by Sylvia Koss

The time for spring semester enrollment has passed; however, approximately 80 students have yet to sign up for classes. This number is lower than the one previously released by the Student Government Association, but not substantially.

“I think it was 100 a few weeks ago,” Simpson College Registrar Jody Ragan said. “We’re down, I believe, under 80 right now.”

Those 80 students have various reasons for not completing the registration process on time. Some have Business Office holds, others have yet to meet with their advisers and some are planning on transferring at the end of the fall semester.

“Students register late for a variety of reasons,” Ragan said. “Sometimes they have a financial hold that they have to take care of before they can register. They may be thinking about taking an internship, and until they find out how that’s going to work out, they don’t register for their other classes. They may be uncertain about returning. There’s always some students that leave at the end of the semester, and some of them know that earlier than others and don’t register.”

If students are looking to transfer from Simpson, they must complete the checkout process, which includes filling out the necessary paperwork and scheduling a meeting with Jim Thorius, vice president and dean for student development.

“The first step would be contacting me,” said Kristie Elbert, office manager for student development. “Then we go through and we fill out a withdraw form. Then I’ll wait until the end of the semester and schedule an exit interview with the Dean or with one of the Associate Deans.”

In addition, students must obtain signatures from different offices around campus in order to ensure all of their fees have been paid.

“There’s a withdraw appointment,” Thorius said. “There’s a couple of forms that they complete; and then there’s some places around campus, the Financial Aid office, the Business Office and the Registrar’s Office that they need to get signatures from to make sure that their accounts are in order.”

Students will also fill out a satisfaction survey to help the college make any necessary changes in order to better help students in the future.

Another reason students may have not registered for classes yet is because they simply missed the correct time due to account holds or because of procrastinating and forgetting the date all together.
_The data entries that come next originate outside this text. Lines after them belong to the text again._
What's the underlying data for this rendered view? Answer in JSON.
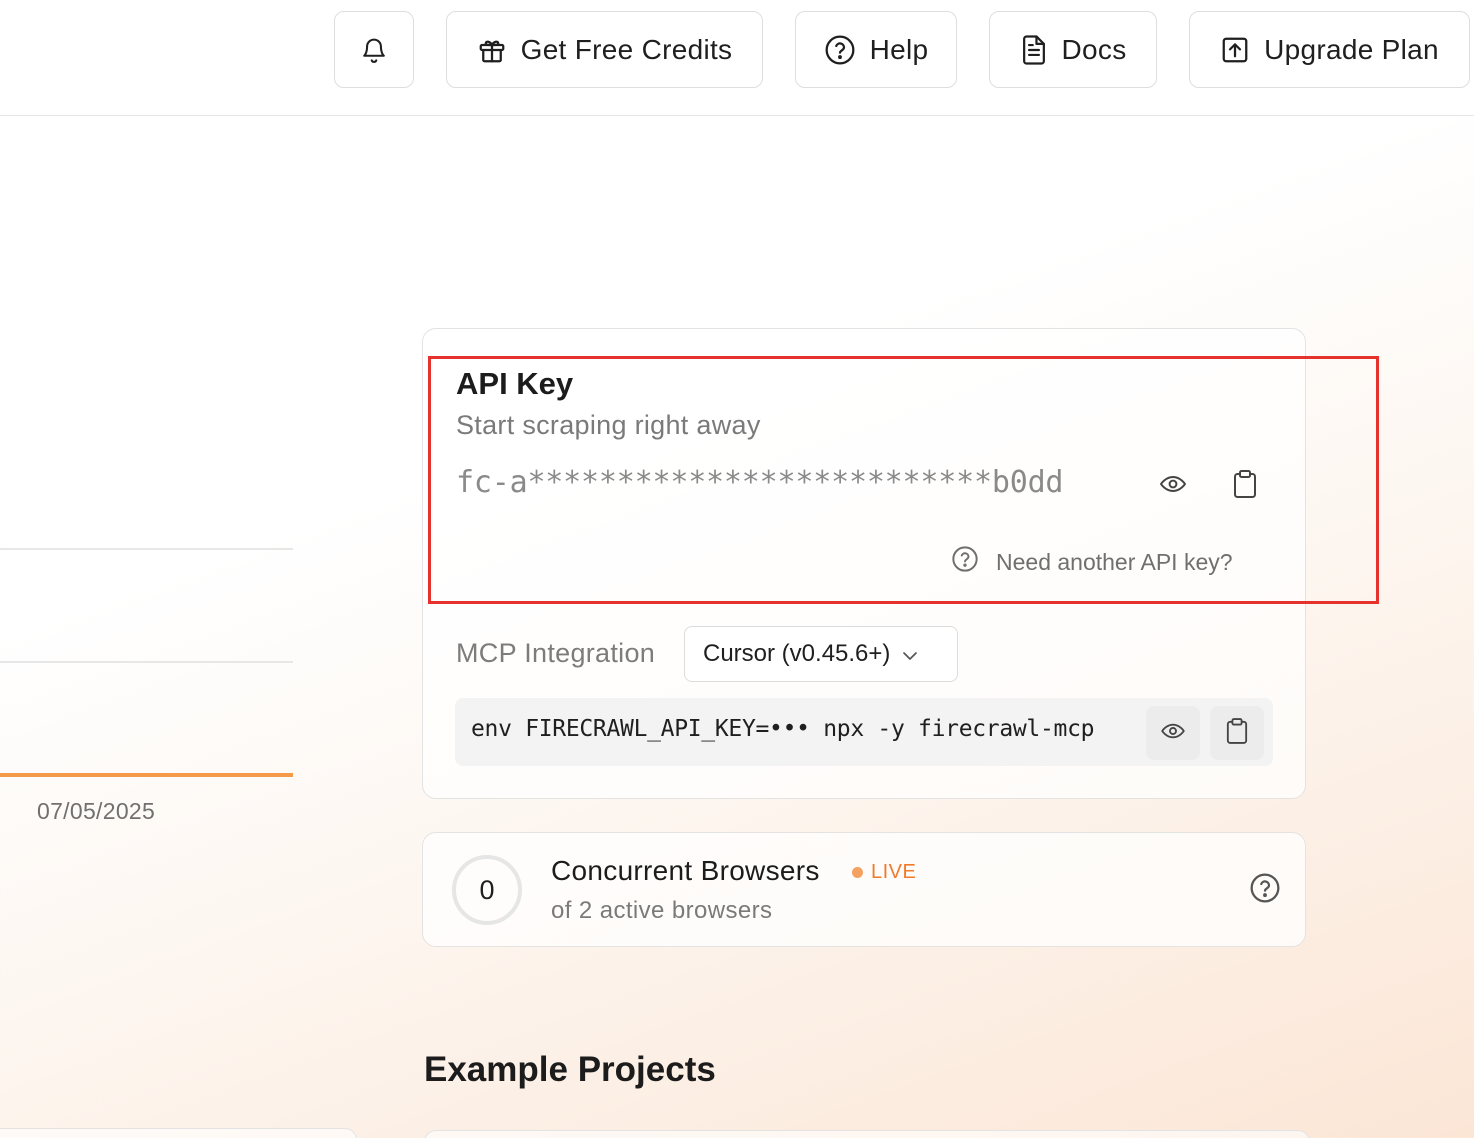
{
  "topbar": {
    "notifications_icon": "bell-icon",
    "credits_label": "Get Free Credits",
    "help_label": "Help",
    "docs_label": "Docs",
    "upgrade_label": "Upgrade Plan"
  },
  "left": {
    "date": "07/05/2025"
  },
  "api_key": {
    "title": "API Key",
    "subtitle": "Start scraping right away",
    "masked_key": "fc-a**************************b0dd",
    "need_another": "Need another API key?"
  },
  "mcp": {
    "label": "MCP Integration",
    "selected_client": "Cursor (v0.45.6+)",
    "command": "env FIRECRAWL_API_KEY=••• npx -y firecrawl-mcp"
  },
  "browsers": {
    "count": "0",
    "title": "Concurrent Browsers",
    "live_badge": "LIVE",
    "subtitle": "of 2 active browsers"
  },
  "examples": {
    "title": "Example Projects"
  },
  "colors": {
    "accent": "#f07a2c",
    "highlight_border": "#e5322d"
  }
}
“Every term, there are a group of students who don’t get everything done on time,” Thorius said. “If you put it into the grand scheme of things, it’s a relatively small percentage; I mean it’s a single digit percentage, but we follow-up with them.”

Thorius, along with others from Student Development, created an email address ([email protected]) for staff and faculty to use as a way to bring up any concerns involving students and registration, retention or possible concerns for a student’s personal affairs.
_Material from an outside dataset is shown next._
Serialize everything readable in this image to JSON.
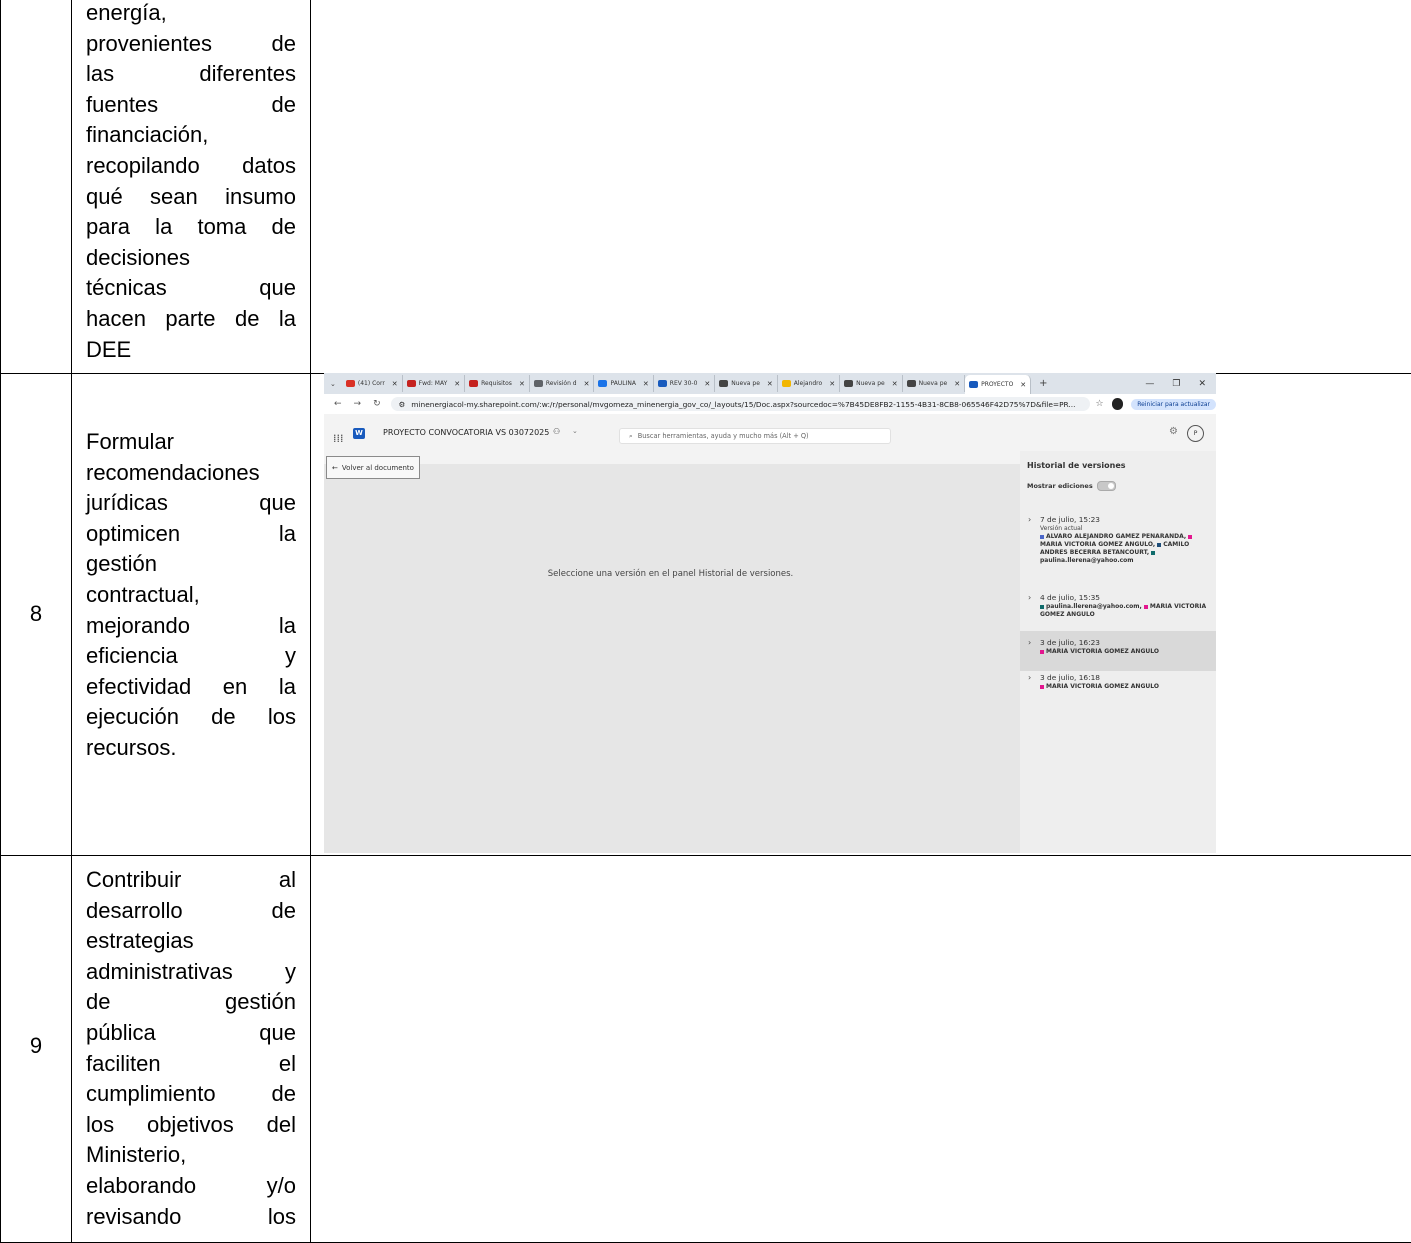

“It’s an email address that if a faculty or staff member is working with a student that they have a concern about, whether or not it’s difficulty in a class or there’s some personal issues that the student is dealing with,” Thorius said. “That email goes to a select group of staff who are a part of what is called the TLC (Traditions of Learning and Caring) committee, and they do follow-up and outreach with students to try and provide assistance so they can be successful.”

This system is meant to help students through the difficulties they may encounter while in college.

“The premise that I think all of us operate from here is that students come to Simpson, one because they want to be here and two because they think they’re going to be successful and we think they can be successful,” Thorius said. “Sometimes there are bumps in the road that occur and students have some challenges that make it a little more difficult, so this is a way for us to be able to provide some outreach, be a little more proactive, to try and work with students, to follow-up on that premise.”

Even though 80 or so students have yet to fully register for their spring semester classes, a large majority of the campus has. The few that have not still have time before second semester begins.

“That also doesn’t mean that those 80 won’t register; it just means that they haven’t yet,” Ragan said.